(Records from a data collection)
Content starts

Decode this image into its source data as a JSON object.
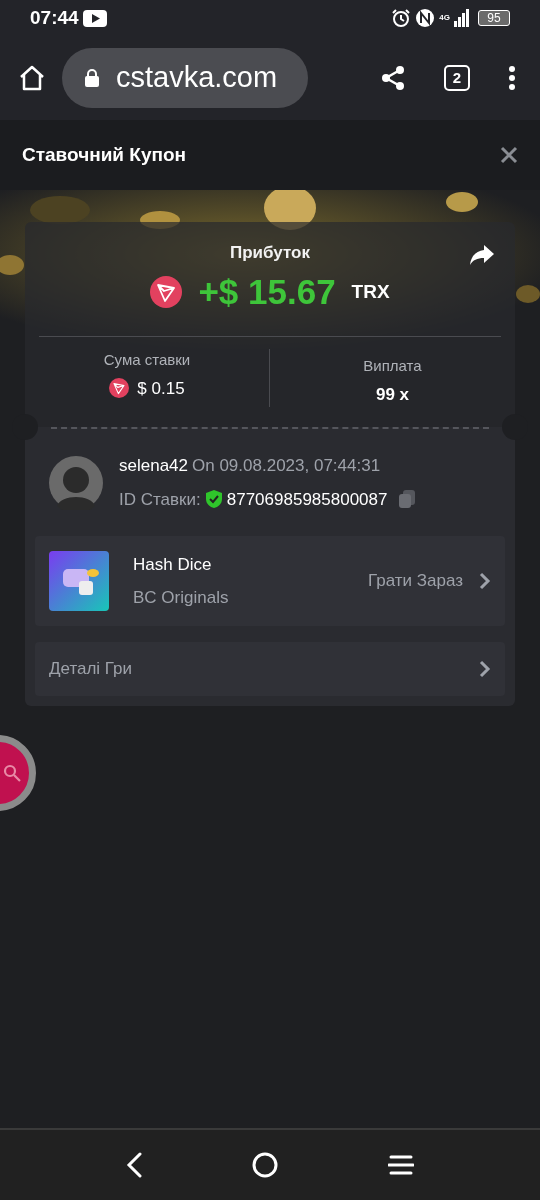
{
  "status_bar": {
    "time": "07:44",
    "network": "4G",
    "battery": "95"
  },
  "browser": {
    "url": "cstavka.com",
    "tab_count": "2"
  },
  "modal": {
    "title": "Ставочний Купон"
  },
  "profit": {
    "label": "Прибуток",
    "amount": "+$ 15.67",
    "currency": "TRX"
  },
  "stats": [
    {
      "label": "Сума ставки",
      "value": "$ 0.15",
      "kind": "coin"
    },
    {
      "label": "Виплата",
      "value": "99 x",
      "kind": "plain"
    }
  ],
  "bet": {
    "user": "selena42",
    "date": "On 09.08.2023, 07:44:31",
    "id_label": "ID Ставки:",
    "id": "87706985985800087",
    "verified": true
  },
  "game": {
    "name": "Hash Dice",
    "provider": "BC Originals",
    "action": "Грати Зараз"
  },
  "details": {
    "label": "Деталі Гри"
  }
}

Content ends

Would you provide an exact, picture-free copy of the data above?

# WRITTEN REPLY
Decode this image into its source data as a JSON object.
{
  "status_bar": {
    "time": "07:44",
    "network": "4G",
    "battery": "95"
  },
  "browser": {
    "url": "cstavka.com",
    "tab_count": "2"
  },
  "modal": {
    "title": "Ставочний Купон"
  },
  "profit": {
    "label": "Прибуток",
    "amount": "+$ 15.67",
    "currency": "TRX"
  },
  "stats": [
    {
      "label": "Сума ставки",
      "value": "$ 0.15",
      "kind": "coin"
    },
    {
      "label": "Виплата",
      "value": "99 x",
      "kind": "plain"
    }
  ],
  "bet": {
    "user": "selena42",
    "date": "On 09.08.2023, 07:44:31",
    "id_label": "ID Ставки:",
    "id": "87706985985800087",
    "verified": true
  },
  "game": {
    "name": "Hash Dice",
    "provider": "BC Originals",
    "action": "Грати Зараз"
  },
  "details": {
    "label": "Деталі Гри"
  }
}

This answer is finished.